The ensuing run saw all 39 drivers still under power until around Lap 173, when Davison’s car wouldn’t fire on pit road. The next time by, the #53 pushed behind the wall. Davison said he felt the engine starting to lay down on the previous run, and also estimated the temperature had spiked to 300 degrees. The team thought Davison picked up debris on the nose, but saw nothing on the front grille. By Lap 184, Davison’s team confirmed they were done for the day. NASCAR relayed the message on Lap 193, reporting that engine issues were to blame. During this, Hill closed the gap on Davison, and took the last spot on Lap 194.

Finishing 38th was Bubba Wallace, whose #43 CashApp / Richard Petty D.K. Ulrich Throwback Chevrolet had issues leaking fluid early in the event, then spun on the apron. He pulled behind the wall on Lap 198 and was ultimately done for the night, citing transmission issues. Corey LaJoie took 37th after he rear-ended another car on a late-race restart in the #32 Trump 2020 Ford. John Hunter Nemechek crashed out in the #38 Citgard / Elliott Sadler 1999 Throwback Ford on Lap 245, leaving him out of the race in 36th. Rounding out the group was Timmy Hill, who after his alternator and battery issues, was ultimately felled by overheating issues.

*This marked the third consecutive last-place finish for Rick Ware Racing, one each with their three primary teams: the #51 (Dover), #27 (Daytona), and #53 (Darlington). The team also fields the former Premium Motorsports #15 with rookie Brennan Poole. With one more last-place finish next week in Richmond, the Ware team can tie JTG-Daugherty's streak of four last-place finishes in a row this summer.
*Davison has also become the first driver to finish last in both the Indianapolis 500 and the Southern 500. Davison finished last in both the 2018 and 2020 runnings of the Indy 500.
*This was the first last-place finish for the #53 in a Cup race at Darlington since September 6, 1992, when Johnny McFadden’s #53 Means Racing Pontiac quit after 3 laps of the Mountain Dew Southern 500.
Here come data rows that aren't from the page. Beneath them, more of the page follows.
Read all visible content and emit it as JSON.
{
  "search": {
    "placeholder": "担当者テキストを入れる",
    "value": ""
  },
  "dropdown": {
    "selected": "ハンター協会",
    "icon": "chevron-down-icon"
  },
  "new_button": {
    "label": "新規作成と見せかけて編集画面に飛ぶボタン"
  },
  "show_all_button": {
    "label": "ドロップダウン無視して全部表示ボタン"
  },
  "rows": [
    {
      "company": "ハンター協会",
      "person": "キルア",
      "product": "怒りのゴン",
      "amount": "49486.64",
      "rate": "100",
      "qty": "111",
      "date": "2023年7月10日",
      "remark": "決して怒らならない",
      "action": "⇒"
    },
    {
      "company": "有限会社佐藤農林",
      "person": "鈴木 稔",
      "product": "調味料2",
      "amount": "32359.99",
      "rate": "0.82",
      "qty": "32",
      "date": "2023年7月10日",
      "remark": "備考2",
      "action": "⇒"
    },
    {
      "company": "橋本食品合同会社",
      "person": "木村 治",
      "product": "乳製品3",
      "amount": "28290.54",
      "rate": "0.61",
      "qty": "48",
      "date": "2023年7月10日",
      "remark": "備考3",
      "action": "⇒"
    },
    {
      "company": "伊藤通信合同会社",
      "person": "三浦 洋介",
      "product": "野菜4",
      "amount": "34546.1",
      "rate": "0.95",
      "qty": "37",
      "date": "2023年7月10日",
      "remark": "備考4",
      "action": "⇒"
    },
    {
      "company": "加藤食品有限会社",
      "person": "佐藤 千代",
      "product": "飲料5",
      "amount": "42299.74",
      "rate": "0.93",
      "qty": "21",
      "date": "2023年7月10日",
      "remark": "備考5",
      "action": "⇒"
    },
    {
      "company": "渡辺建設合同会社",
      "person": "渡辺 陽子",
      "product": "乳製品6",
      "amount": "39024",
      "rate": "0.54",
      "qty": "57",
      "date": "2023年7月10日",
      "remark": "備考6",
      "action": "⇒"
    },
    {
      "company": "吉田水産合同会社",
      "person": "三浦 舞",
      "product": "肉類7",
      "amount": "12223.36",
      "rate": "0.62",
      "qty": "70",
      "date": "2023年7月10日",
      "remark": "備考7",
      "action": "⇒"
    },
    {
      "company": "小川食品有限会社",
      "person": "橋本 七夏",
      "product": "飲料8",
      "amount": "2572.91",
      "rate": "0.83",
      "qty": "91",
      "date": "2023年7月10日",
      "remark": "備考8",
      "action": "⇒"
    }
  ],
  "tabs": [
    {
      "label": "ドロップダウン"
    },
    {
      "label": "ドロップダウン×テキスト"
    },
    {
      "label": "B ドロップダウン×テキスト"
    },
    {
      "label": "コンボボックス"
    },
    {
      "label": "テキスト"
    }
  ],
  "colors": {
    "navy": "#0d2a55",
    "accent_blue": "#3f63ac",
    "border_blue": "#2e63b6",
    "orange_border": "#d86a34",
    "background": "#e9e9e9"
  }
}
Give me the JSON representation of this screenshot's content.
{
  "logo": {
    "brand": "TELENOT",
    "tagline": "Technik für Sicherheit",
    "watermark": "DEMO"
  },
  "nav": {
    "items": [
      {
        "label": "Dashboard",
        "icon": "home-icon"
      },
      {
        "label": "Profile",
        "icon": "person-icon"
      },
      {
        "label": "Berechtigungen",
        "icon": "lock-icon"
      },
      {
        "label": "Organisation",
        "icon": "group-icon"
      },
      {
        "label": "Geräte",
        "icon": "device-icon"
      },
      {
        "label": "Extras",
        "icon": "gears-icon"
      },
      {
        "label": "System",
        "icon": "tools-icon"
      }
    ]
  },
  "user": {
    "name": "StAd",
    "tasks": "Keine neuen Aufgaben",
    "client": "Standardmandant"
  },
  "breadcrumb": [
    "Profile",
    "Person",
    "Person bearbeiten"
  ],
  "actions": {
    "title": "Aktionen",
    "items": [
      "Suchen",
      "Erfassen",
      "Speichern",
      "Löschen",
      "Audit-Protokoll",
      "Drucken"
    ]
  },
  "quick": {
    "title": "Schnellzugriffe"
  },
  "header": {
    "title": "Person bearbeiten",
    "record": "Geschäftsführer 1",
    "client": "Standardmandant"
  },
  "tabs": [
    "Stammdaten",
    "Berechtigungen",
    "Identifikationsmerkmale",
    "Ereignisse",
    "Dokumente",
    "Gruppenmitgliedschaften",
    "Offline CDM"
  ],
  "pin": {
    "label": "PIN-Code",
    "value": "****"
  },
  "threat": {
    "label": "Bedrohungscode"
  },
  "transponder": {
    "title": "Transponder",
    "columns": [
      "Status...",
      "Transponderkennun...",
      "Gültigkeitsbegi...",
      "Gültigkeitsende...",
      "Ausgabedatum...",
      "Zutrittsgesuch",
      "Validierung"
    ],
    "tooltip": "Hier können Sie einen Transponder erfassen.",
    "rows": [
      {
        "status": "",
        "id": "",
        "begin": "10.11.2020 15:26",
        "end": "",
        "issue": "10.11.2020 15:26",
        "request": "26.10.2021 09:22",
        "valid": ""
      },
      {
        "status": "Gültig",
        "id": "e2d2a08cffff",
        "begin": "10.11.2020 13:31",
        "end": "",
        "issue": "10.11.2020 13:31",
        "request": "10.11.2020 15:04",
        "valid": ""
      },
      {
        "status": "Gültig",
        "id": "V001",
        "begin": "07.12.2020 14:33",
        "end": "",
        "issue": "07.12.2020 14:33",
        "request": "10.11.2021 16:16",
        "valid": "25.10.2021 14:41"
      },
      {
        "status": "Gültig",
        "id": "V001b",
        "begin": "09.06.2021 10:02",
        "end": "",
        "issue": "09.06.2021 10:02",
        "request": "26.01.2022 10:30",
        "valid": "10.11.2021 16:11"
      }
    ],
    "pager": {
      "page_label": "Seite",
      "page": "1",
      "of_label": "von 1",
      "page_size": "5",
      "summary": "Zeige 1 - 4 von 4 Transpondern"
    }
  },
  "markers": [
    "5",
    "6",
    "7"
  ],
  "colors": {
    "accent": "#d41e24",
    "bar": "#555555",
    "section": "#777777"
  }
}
39) #53-James Davison / 162 laps / engine
38) #43-Bubba Wallace / 217 laps / transmission
37) #32-Corey LaJoie / 234 laps / crash
36) #38-John Hunter Nemechek / 245 laps / crash
35) #66-Timmy Hill / 296 laps / overheating

1st) JTG-Daugherty Racing (6)
2nd) Rick Ware Racing (5)
2nd) Motorsports Business Management (3)
3rd) Chip Ganassi Racing, Hendrick Motorsports, Penske Racing (2)
4th) Beard Motorsports, B.J. McLeod Motorsports, Front Row Motorsports, Joe Gibbs Racing, Leavine Family Racing, StarCom Racing, Tommy Baldwin Racing (1)

1st) Chevrolet (18)
2nd) Toyota (5)
3rd) Ford (4)


No comments: